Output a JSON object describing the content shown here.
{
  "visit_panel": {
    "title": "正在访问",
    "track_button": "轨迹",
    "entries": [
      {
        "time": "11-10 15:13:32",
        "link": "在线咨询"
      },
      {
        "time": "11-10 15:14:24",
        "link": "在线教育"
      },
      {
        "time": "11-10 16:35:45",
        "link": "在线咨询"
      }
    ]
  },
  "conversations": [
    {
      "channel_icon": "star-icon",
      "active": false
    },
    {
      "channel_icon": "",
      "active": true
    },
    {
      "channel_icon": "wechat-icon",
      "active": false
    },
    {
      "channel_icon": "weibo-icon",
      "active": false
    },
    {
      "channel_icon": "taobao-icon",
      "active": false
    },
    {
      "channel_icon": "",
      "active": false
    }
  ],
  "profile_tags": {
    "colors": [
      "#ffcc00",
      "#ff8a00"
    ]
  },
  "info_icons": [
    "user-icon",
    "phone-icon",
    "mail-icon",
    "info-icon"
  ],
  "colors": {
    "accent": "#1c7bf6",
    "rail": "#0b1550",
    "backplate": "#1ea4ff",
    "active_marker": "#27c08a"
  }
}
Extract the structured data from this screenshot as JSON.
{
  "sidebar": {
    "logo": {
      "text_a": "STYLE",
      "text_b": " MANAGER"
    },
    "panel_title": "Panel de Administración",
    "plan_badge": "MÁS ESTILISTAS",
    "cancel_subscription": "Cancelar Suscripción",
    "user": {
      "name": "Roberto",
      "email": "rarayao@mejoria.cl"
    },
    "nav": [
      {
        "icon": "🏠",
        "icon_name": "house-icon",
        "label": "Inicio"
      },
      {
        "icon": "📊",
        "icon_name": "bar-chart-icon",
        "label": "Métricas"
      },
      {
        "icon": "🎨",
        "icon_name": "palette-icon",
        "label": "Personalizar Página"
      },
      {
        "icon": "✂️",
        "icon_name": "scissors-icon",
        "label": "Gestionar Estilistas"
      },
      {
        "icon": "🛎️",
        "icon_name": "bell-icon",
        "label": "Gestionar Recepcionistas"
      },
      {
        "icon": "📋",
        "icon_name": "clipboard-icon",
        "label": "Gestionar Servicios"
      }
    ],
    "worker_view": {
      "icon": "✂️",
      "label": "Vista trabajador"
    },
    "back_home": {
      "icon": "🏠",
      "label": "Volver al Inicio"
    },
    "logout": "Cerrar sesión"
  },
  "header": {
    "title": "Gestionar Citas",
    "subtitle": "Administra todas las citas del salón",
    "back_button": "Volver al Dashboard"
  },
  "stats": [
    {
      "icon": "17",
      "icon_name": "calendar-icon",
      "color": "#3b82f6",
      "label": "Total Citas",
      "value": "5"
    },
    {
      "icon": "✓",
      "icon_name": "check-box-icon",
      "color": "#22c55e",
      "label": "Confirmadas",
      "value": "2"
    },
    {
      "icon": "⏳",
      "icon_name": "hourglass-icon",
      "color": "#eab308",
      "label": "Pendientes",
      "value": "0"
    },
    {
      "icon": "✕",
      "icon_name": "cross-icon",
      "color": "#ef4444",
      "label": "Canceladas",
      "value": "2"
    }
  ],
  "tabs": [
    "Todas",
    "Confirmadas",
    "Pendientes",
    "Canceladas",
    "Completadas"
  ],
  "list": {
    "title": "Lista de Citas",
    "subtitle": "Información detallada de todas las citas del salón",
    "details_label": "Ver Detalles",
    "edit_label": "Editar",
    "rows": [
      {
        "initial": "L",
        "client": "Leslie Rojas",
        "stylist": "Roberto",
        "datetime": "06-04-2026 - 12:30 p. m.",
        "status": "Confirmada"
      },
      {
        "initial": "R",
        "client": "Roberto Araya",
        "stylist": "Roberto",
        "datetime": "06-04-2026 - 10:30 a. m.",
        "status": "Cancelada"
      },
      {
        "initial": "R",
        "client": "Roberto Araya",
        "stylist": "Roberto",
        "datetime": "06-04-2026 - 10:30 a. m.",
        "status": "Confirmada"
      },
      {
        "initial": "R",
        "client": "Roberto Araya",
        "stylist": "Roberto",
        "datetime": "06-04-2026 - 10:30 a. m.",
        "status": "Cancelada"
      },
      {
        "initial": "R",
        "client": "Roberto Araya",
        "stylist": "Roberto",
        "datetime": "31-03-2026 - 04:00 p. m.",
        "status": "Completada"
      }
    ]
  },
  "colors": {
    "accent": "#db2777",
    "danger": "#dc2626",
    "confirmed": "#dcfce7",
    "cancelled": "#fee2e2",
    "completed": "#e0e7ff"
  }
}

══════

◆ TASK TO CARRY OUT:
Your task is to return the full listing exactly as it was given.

◆ ANSWER BOX:
Output a JSON object describing the content shown here.
{
  "visit_panel": {
    "title": "正在访问",
    "track_button": "轨迹",
    "entries": [
      {
        "time": "11-10 15:13:32",
        "link": "在线咨询"
      },
      {
        "time": "11-10 15:14:24",
        "link": "在线教育"
      },
      {
        "time": "11-10 16:35:45",
        "link": "在线咨询"
      }
    ]
  },
  "conversations": [
    {
      "channel_icon": "star-icon",
      "active": false
    },
    {
      "channel_icon": "",
      "active": true
    },
    {
      "channel_icon": "wechat-icon",
      "active": false
    },
    {
      "channel_icon": "weibo-icon",
      "active": false
    },
    {
      "channel_icon": "taobao-icon",
      "active": false
    },
    {
      "channel_icon": "",
      "active": false
    }
  ],
  "profile_tags": {
    "colors": [
      "#ffcc00",
      "#ff8a00"
    ]
  },
  "info_icons": [
    "user-icon",
    "phone-icon",
    "mail-icon",
    "info-icon"
  ],
  "colors": {
    "accent": "#1c7bf6",
    "rail": "#0b1550",
    "backplate": "#1ea4ff",
    "active_marker": "#27c08a"
  }
}
Extract the structured data from this screenshot as JSON.
{
  "sidebar": {
    "logo": {
      "text_a": "STYLE",
      "text_b": " MANAGER"
    },
    "panel_title": "Panel de Administración",
    "plan_badge": "MÁS ESTILISTAS",
    "cancel_subscription": "Cancelar Suscripción",
    "user": {
      "name": "Roberto",
      "email": "rarayao@mejoria.cl"
    },
    "nav": [
      {
        "icon": "🏠",
        "icon_name": "house-icon",
        "label": "Inicio"
      },
      {
        "icon": "📊",
        "icon_name": "bar-chart-icon",
        "label": "Métricas"
      },
      {
        "icon": "🎨",
        "icon_name": "palette-icon",
        "label": "Personalizar Página"
      },
      {
        "icon": "✂️",
        "icon_name": "scissors-icon",
        "label": "Gestionar Estilistas"
      },
      {
        "icon": "🛎️",
        "icon_name": "bell-icon",
        "label": "Gestionar Recepcionistas"
      },
      {
        "icon": "📋",
        "icon_name": "clipboard-icon",
        "label": "Gestionar Servicios"
      }
    ],
    "worker_view": {
      "icon": "✂️",
      "label": "Vista trabajador"
    },
    "back_home": {
      "icon": "🏠",
      "label": "Volver al Inicio"
    },
    "logout": "Cerrar sesión"
  },
  "header": {
    "title": "Gestionar Citas",
    "subtitle": "Administra todas las citas del salón",
    "back_button": "Volver al Dashboard"
  },
  "stats": [
    {
      "icon": "17",
      "icon_name": "calendar-icon",
      "color": "#3b82f6",
      "label": "Total Citas",
      "value": "5"
    },
    {
      "icon": "✓",
      "icon_name": "check-box-icon",
      "color": "#22c55e",
      "label": "Confirmadas",
      "value": "2"
    },
    {
      "icon": "⏳",
      "icon_name": "hourglass-icon",
      "color": "#eab308",
      "label": "Pendientes",
      "value": "0"
    },
    {
      "icon": "✕",
      "icon_name": "cross-icon",
      "color": "#ef4444",
      "label": "Canceladas",
      "value": "2"
    }
  ],
  "tabs": [
    "Todas",
    "Confirmadas",
    "Pendientes",
    "Canceladas",
    "Completadas"
  ],
  "list": {
    "title": "Lista de Citas",
    "subtitle": "Información detallada de todas las citas del salón",
    "details_label": "Ver Detalles",
    "edit_label": "Editar",
    "rows": [
      {
        "initial": "L",
        "client": "Leslie Rojas",
        "stylist": "Roberto",
        "datetime": "06-04-2026 - 12:30 p. m.",
        "status": "Confirmada"
      },
      {
        "initial": "R",
        "client": "Roberto Araya",
        "stylist": "Roberto",
        "datetime": "06-04-2026 - 10:30 a. m.",
        "status": "Cancelada"
      },
      {
        "initial": "R",
        "client": "Roberto Araya",
        "stylist": "Roberto",
        "datetime": "06-04-2026 - 10:30 a. m.",
        "status": "Confirmada"
      },
      {
        "initial": "R",
        "client": "Roberto Araya",
        "stylist": "Roberto",
        "datetime": "06-04-2026 - 10:30 a. m.",
        "status": "Cancelada"
      },
      {
        "initial": "R",
        "client": "Roberto Araya",
        "stylist": "Roberto",
        "datetime": "31-03-2026 - 04:00 p. m.",
        "status": "Completada"
      }
    ]
  },
  "colors": {
    "accent": "#db2777",
    "danger": "#dc2626",
    "confirmed": "#dcfce7",
    "cancelled": "#fee2e2",
    "completed": "#e0e7ff"
  }
}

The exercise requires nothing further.